The Taliban, who don’t hesitate to shoot adolescent school girls, have repeatedly threatened to kill Afghans who worked for U.S. forces. The Taliban and other Islamic terrorists also have threatened, and in some cases carried out threats, to kill entire families of individuals who helped us.
Congress has authorized 8,750 Special Immigrant Visas for Afghans whose lives are in danger because they helped U.S. forces. Yet in the last four years, fewer than 1,700 interpreters have received them; the wait is long and the requirements are high.
To qualify, an applicant must show that “he or she has experienced or is experiencing an ongoing serious threat” for having helped Americans. And although State Department officials haven’t elaborated on what constitutes a serious threat, they didn’t think a warning nailed to the door of one interpreter’s home threatening to behead him and execute his entire family qualified.
As fearful as some Afghans are, their situations will only become more precarious with the departure of U.S. troops. Some have been called “spy” and “traitor” when they accompanied U.S. troops. In other cases, the Taliban has alerted villages that certain individuals are wanted.
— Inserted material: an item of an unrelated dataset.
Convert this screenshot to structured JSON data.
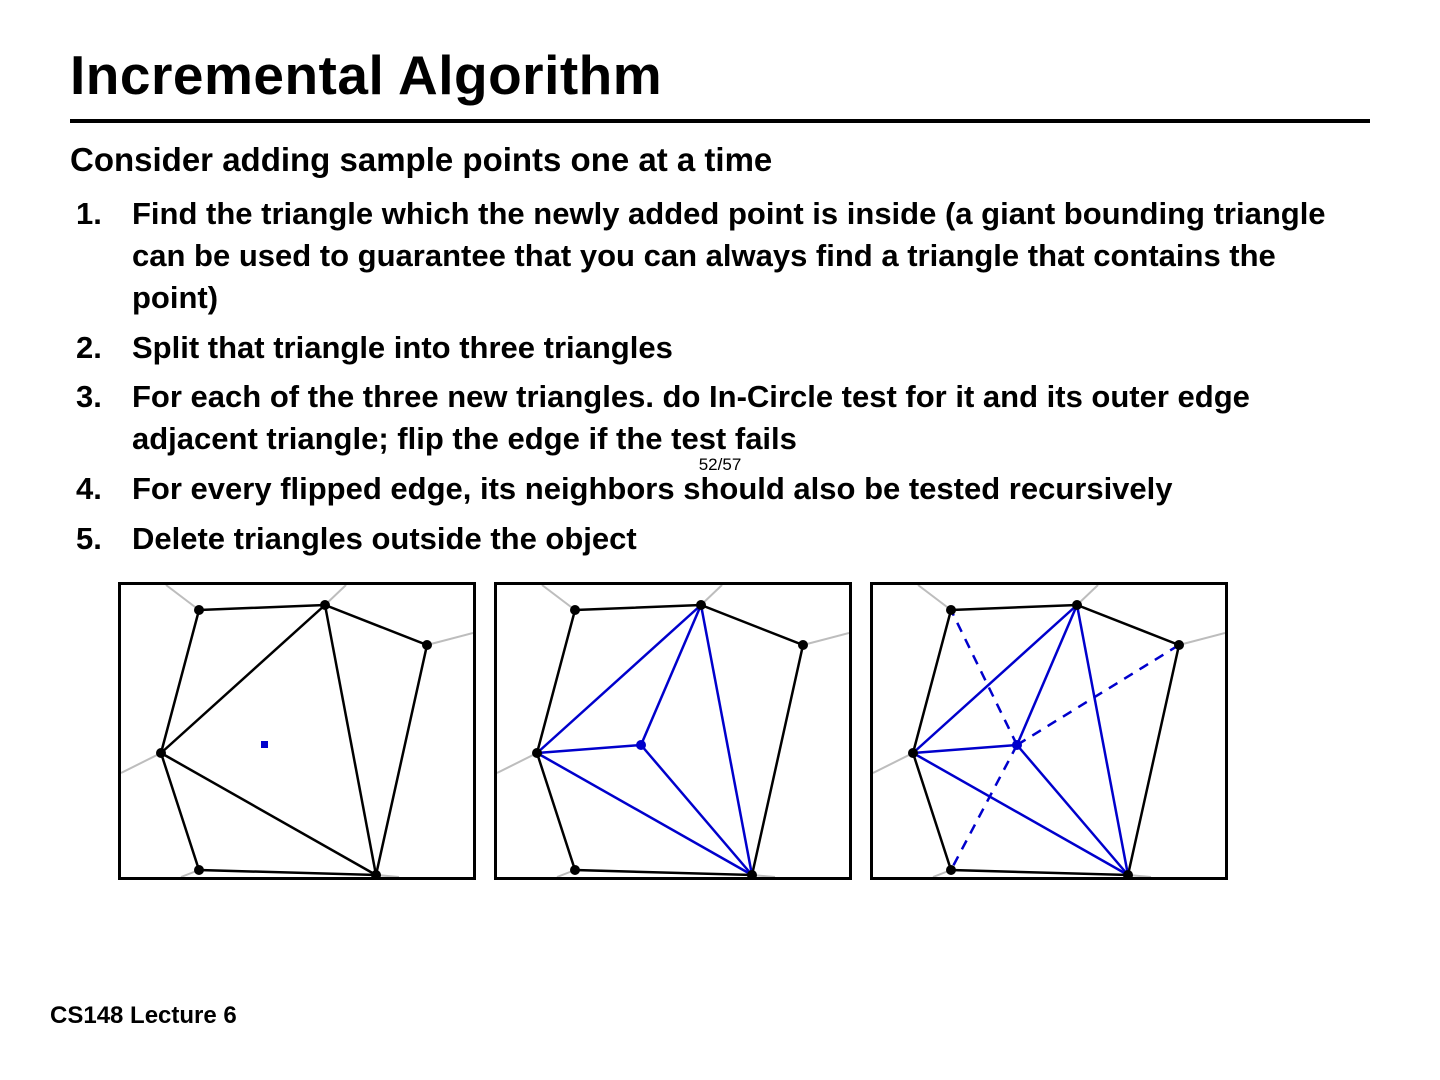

Appropriately, military personnel who know better than the State Department the work these individuals performed — and the lives they’ve saved and the peril they now face — have stepped in to try to speed the visa process. They recognize these special visas as a debt of honor. So should the State Department.